I was so far away from a robust love life or bank account that reading stories of love or listings of vacation homes made me sad and resentful. Even stories of heartbreak or failed relationships elicited a response of, “Hey, at least they experienced love before it all went to shit. At least they had a relationship.”
I was 46 and had never gotten out of the gate.
Sure, I had been in relationships here and there. I was in a six-plus-year relationship in my twenties. But it was mostly long distance and when I finally moved cross-country to be with my boyfriend, we decided to live separately but within walking distance of each other’s apartment.
In retrospect, that was a bit fucked up.
But truth be told, deep down I knew he wasn’t “the one.” I loved him but I was laissez-faire about the whole situation, which should have told me something long before I was six years into it.
My thirties and the first half of my forties are a blur of Nerve, Match and OK Cupid first dates that didn’t lead anywhere but to a closed door and closed heart. I had a yearlong booty-call with a depressed, possibly alcoholic academic. That was a meager Band-Aid on my painful love life. Then there was the musician-electrician, a lumbersexual who broke things off with me via Facebook IM, preferring to get back together with his much-younger, former drug addicted ex-girlfriend.
That left me licking my wounds for years.
Then Carl—my unicorn, my white whale—appeared. All those lonely years melted away into a vague memory in the face of our love.
We’ve been together just over a year and have been marking relationship milestones: moving in together, two-week vacation, meeting the family, wearing matching Halloween costumes, hosting Thanksgiving, one-year anniversary…
That brings me to our Christmas tree. After a quick trip to Home Depot, we erected our 7–8 foot Noble Fir in the living room next to the fireplace for what was sure to be a welcoming, cozy tableau. We brushed off dead needles and filled the tree stand with water, and then Carl left me alone to string colored LED lights and strands of bubble lights with the strategery that comes from mild OCD.
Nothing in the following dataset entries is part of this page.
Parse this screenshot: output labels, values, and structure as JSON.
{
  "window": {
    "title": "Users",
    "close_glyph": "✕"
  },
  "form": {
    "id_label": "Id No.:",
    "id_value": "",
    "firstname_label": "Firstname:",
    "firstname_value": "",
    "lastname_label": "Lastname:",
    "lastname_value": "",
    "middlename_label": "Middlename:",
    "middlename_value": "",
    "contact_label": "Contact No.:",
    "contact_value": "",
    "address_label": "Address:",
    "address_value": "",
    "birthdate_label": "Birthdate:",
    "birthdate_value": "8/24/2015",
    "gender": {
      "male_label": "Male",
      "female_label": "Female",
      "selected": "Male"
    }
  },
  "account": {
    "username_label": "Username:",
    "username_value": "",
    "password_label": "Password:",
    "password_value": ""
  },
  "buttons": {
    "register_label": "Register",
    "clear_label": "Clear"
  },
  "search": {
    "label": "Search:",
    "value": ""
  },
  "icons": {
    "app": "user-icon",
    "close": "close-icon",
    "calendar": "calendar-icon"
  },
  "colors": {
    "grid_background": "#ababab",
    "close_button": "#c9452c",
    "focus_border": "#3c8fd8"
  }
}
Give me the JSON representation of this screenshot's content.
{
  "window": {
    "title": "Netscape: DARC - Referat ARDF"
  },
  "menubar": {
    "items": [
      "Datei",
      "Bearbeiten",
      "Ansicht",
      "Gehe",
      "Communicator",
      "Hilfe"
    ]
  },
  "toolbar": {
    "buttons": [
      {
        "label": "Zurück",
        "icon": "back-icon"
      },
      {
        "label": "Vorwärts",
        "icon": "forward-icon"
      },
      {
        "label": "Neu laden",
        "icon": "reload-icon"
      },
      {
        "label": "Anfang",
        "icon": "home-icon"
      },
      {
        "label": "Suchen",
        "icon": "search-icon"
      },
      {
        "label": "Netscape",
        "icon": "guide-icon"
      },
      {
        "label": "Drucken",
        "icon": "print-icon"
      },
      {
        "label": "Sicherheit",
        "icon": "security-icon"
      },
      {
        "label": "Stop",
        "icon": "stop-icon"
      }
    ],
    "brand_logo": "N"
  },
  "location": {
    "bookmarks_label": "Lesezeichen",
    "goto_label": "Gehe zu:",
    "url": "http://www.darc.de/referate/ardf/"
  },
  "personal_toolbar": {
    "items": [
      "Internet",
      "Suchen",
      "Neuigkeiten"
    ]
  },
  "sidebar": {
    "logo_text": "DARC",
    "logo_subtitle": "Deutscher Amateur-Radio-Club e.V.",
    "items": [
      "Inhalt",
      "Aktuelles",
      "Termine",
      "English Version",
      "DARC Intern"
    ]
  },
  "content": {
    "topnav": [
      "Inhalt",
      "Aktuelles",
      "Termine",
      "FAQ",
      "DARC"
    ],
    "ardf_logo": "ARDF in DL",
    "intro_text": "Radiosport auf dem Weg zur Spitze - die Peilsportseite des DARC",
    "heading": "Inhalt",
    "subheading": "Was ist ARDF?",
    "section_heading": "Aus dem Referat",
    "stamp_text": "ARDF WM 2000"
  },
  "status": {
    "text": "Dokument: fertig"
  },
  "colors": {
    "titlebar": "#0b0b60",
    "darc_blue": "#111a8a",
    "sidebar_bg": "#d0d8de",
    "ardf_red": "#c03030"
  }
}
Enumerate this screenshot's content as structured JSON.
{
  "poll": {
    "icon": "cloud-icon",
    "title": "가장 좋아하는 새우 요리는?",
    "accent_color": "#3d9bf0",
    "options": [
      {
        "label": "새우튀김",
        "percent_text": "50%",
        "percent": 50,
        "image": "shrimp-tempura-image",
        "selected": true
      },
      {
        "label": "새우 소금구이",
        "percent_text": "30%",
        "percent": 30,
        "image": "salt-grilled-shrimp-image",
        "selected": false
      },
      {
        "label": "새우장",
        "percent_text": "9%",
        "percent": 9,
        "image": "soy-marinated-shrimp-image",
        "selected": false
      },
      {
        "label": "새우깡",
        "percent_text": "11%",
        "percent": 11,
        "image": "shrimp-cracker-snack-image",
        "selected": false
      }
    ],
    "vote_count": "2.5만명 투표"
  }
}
Then came the ornaments.
There was a enormous Santa-sized buttload of them. Carl had accumulated an impressive collection over the years, adding to his treasured retro ornaments, handmade by his mother and spectacular in their number and craftsmanship.
As he laid out his assorted angels, Santas, and snowflakes, I opened my own bin, rediscovering my beauties, nestled in tissue and shredded paper. In addition to the hipster raccoon bandits that look like extras in a Wes Anderson film, I pulled out my tiny glass birds with the tinsel tailfeathers that clip to branches.
Negotiation ensued. Collectively, there were just too many ornaments for our tree. Carl suggested another tree for upstairs but the thought of going back to Home Depot hurt my head. My OCD flared with a plan: we would start with our A-list ornaments and work our way down to the filler nutcrackers and shot-in-the-ass snowmen. When the tree reached maximum ornament capacity, we’d pull the plug and ship the crappy leftovers to the island of misfit ornaments to think about what they’d done. In other words, back into the bin for another year. Thankfully, Carl agreed and we proceeded to integrate our ornaments with the grace and communication with which we’ve integrated our lives.
Who knows, maybe we’ll get two trees next year to accommodate the full lives we’ve lived separately, and the ornaments we’ve picked up along the way. But for this year, we came together, merging our lives, belongings and yes, even our Christmas ornaments.
Now that I’ve done the unimaginable and met the love of my life—at 46, no less!—I may just resolve to read a Modern Love column or two in the new year. I think I may even write one.